WHAT YOU ARE ASKED TO DO: Go through the listing below and return each line that includes "person".

________________________

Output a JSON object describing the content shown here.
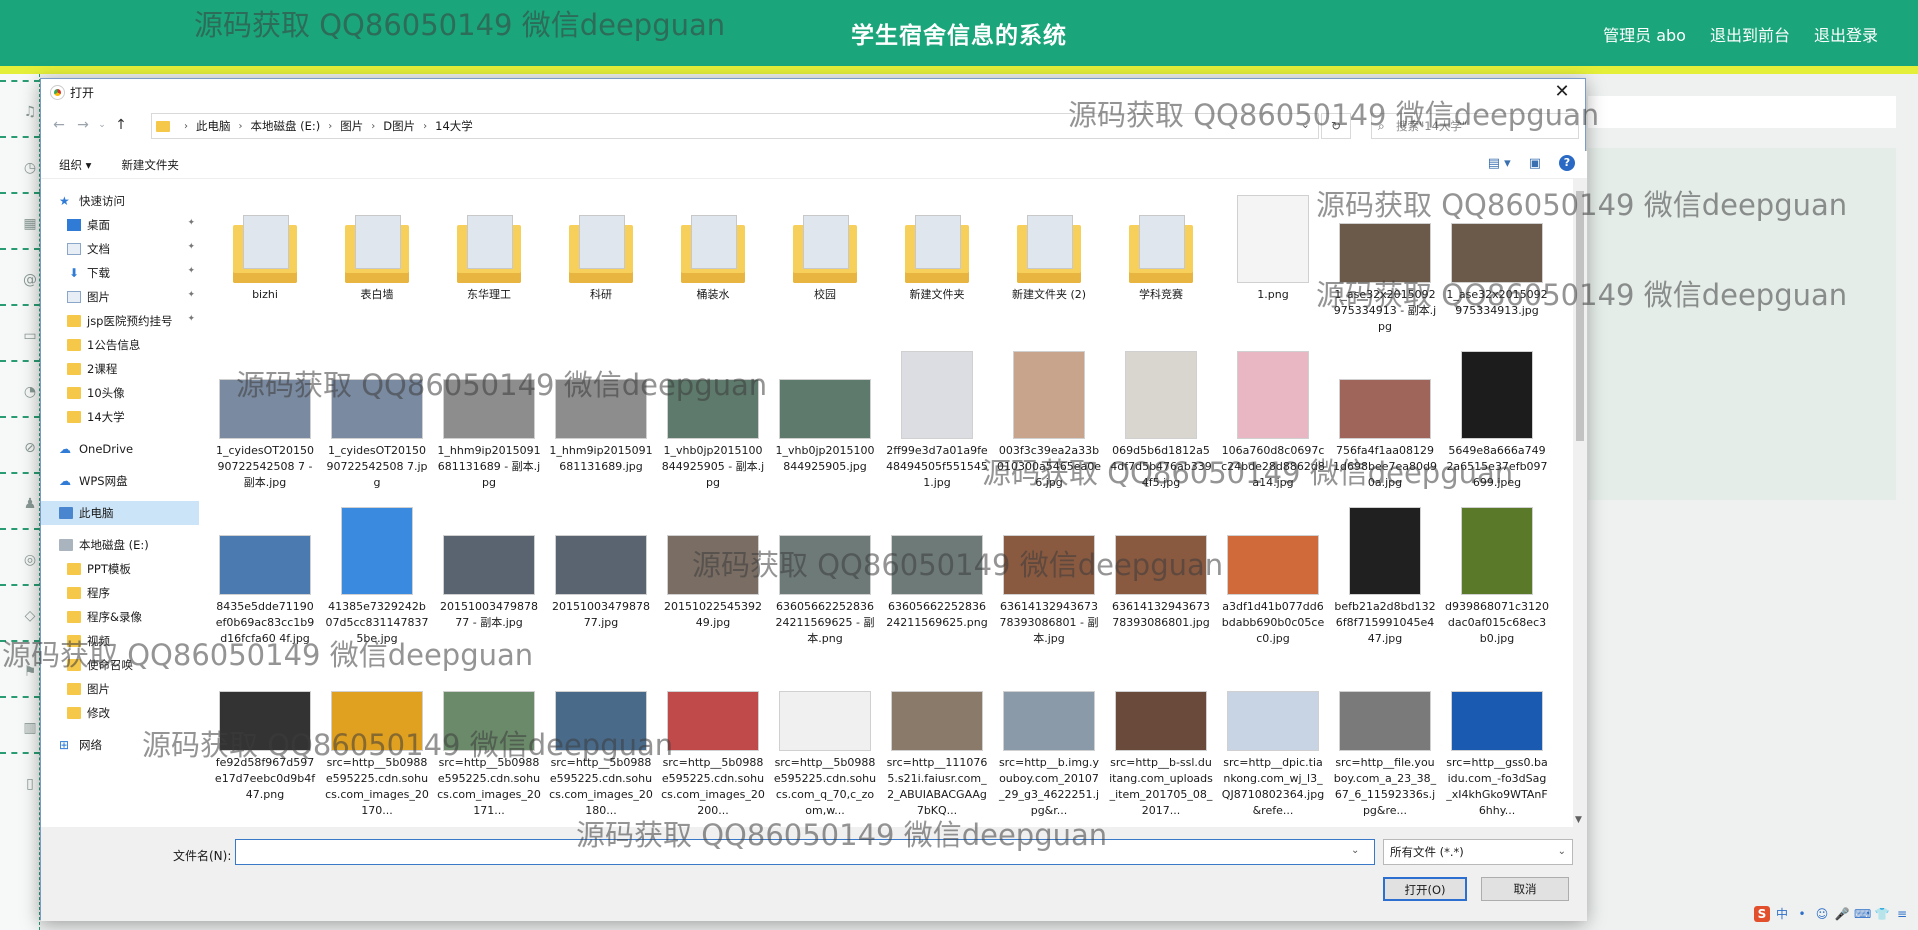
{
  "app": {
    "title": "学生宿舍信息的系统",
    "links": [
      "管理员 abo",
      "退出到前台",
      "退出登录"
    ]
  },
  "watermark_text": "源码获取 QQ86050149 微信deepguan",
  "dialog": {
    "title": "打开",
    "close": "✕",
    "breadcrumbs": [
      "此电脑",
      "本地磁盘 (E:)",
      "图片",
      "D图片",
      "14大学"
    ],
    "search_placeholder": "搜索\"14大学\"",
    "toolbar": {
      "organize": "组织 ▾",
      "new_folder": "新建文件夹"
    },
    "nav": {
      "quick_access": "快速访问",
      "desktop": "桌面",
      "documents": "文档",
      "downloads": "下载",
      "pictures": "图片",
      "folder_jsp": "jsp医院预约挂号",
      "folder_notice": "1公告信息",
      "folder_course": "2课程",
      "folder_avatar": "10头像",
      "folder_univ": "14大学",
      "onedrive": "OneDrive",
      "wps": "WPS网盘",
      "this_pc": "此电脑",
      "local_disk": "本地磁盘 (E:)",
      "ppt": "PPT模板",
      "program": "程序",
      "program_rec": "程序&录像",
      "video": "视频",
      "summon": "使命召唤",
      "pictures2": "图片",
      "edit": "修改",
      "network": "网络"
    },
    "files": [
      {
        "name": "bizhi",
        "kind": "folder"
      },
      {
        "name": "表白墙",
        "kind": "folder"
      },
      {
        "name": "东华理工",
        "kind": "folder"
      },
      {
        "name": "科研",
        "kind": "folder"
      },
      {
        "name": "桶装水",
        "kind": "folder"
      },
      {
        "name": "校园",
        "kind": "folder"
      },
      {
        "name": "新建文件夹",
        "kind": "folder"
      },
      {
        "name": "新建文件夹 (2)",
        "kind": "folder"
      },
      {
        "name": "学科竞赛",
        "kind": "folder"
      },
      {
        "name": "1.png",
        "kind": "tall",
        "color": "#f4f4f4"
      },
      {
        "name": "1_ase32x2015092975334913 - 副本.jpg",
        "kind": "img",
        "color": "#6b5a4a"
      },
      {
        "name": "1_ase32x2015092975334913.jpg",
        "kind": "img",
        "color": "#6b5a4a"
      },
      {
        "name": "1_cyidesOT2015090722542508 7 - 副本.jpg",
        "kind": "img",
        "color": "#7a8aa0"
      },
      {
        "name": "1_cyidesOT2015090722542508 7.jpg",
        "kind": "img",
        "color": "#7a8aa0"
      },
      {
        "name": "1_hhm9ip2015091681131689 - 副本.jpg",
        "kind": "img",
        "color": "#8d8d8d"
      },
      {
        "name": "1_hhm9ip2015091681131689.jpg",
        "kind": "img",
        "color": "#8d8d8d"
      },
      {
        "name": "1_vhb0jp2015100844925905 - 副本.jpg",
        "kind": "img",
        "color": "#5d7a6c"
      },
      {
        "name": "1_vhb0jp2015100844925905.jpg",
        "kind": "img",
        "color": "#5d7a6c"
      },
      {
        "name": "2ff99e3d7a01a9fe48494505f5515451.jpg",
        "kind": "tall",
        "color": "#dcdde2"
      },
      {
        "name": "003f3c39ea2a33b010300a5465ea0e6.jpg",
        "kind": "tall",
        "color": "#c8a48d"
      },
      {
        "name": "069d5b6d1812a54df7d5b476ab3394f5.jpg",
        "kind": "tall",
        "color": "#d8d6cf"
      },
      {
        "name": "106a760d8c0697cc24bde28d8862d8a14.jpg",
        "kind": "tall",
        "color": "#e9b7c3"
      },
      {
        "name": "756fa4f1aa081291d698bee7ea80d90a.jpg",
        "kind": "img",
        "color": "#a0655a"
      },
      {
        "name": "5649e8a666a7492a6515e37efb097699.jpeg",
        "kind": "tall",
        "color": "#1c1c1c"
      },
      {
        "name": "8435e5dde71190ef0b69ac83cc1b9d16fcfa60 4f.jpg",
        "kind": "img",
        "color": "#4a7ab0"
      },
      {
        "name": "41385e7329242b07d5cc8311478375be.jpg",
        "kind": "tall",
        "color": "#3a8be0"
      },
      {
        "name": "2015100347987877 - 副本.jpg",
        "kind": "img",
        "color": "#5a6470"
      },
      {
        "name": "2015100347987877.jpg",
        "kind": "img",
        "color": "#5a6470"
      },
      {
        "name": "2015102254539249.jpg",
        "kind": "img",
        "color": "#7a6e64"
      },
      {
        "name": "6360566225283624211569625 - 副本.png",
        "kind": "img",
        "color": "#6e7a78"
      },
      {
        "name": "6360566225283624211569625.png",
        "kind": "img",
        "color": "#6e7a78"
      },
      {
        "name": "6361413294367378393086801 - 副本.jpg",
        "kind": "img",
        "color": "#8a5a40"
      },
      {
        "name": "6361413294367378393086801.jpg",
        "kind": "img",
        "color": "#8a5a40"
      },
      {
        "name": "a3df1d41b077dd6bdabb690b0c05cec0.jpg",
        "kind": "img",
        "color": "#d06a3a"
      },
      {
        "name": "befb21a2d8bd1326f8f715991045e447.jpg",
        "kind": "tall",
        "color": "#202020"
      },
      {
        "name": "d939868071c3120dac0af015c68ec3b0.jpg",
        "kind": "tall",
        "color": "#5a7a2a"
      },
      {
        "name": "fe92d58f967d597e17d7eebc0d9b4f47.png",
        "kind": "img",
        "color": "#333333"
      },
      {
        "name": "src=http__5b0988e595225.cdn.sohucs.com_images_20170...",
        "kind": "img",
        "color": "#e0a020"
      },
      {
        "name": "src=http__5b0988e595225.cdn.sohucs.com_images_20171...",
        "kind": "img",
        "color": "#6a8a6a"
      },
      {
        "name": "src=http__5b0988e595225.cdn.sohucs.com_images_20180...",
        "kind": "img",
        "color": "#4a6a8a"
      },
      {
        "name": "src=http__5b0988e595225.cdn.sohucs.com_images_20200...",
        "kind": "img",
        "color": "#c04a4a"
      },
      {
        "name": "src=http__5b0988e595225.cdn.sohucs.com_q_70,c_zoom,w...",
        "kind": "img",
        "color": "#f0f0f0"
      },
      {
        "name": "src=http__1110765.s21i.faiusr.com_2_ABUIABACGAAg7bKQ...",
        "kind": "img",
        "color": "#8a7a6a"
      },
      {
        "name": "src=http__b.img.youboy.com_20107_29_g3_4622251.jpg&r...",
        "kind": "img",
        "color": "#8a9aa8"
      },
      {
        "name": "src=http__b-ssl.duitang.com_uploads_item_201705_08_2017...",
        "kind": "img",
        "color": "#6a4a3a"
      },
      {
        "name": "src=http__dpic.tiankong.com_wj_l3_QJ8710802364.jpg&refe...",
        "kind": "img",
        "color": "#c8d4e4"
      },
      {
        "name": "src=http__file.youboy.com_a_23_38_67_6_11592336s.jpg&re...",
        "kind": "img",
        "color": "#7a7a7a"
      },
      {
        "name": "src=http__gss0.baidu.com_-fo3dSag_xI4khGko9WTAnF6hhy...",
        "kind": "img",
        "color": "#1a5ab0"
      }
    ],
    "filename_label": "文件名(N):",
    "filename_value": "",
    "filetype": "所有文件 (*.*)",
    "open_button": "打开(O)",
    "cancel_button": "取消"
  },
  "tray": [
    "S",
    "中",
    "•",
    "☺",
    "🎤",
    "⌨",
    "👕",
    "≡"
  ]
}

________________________

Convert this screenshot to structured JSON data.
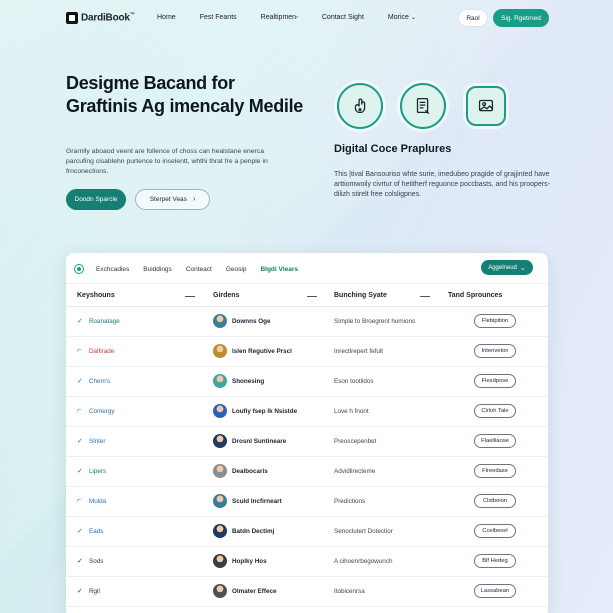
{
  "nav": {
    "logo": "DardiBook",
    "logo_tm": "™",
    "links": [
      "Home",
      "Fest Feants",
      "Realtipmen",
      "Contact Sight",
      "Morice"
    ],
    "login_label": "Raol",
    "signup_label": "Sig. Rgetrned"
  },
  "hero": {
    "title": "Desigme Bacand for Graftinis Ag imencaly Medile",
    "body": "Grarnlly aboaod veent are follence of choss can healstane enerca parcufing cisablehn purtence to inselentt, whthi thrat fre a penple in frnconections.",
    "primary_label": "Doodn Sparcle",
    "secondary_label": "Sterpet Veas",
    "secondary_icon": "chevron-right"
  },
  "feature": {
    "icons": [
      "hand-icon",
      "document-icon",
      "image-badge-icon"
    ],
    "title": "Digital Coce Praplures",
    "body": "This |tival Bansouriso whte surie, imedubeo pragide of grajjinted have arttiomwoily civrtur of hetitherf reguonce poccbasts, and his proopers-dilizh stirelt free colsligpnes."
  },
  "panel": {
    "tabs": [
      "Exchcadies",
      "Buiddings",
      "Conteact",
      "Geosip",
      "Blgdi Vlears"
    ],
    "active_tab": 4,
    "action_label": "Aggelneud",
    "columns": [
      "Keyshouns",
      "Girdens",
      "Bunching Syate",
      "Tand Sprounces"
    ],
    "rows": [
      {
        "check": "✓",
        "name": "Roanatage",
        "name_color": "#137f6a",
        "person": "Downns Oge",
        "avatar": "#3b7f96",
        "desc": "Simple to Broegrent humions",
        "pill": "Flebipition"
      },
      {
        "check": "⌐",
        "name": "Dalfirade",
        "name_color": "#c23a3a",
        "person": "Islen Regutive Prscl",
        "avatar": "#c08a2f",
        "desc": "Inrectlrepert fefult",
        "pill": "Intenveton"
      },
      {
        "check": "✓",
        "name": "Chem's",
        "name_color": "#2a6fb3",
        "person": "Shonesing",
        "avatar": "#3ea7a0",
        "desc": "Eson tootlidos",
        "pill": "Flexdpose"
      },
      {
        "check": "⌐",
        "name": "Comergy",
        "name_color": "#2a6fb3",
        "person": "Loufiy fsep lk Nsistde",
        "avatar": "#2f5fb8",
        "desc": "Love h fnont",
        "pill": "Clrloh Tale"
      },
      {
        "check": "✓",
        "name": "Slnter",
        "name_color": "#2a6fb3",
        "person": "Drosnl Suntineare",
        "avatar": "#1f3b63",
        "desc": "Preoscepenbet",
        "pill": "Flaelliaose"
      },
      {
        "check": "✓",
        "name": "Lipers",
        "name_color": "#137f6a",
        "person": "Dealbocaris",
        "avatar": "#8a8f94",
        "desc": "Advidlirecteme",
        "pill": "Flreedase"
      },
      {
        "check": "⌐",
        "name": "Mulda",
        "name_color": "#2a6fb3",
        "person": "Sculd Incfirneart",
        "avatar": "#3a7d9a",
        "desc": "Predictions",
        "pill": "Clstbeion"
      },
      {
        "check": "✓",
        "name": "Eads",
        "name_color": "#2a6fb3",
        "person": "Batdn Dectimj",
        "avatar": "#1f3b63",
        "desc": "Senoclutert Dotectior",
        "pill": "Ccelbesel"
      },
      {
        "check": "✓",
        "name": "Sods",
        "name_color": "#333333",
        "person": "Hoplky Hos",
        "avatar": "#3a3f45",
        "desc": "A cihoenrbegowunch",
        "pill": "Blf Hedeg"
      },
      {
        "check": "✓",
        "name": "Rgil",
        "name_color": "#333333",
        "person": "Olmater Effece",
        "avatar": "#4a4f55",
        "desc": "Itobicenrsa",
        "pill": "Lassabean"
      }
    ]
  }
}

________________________

RESPONSE BELOW:
        "person": "Downns Oge",
        "person": "Islen Regutive Prscl",
        "person": "Shonesing",
        "person": "Loufiy fsep lk Nsistde",
        "person": "Drosnl Suntineare",
        "person": "Dealbocaris",
        "person": "Sculd Incfirneart",
        "person": "Batdn Dectimj",
        "person": "Hoplky Hos",
        "person": "Olmater Effece",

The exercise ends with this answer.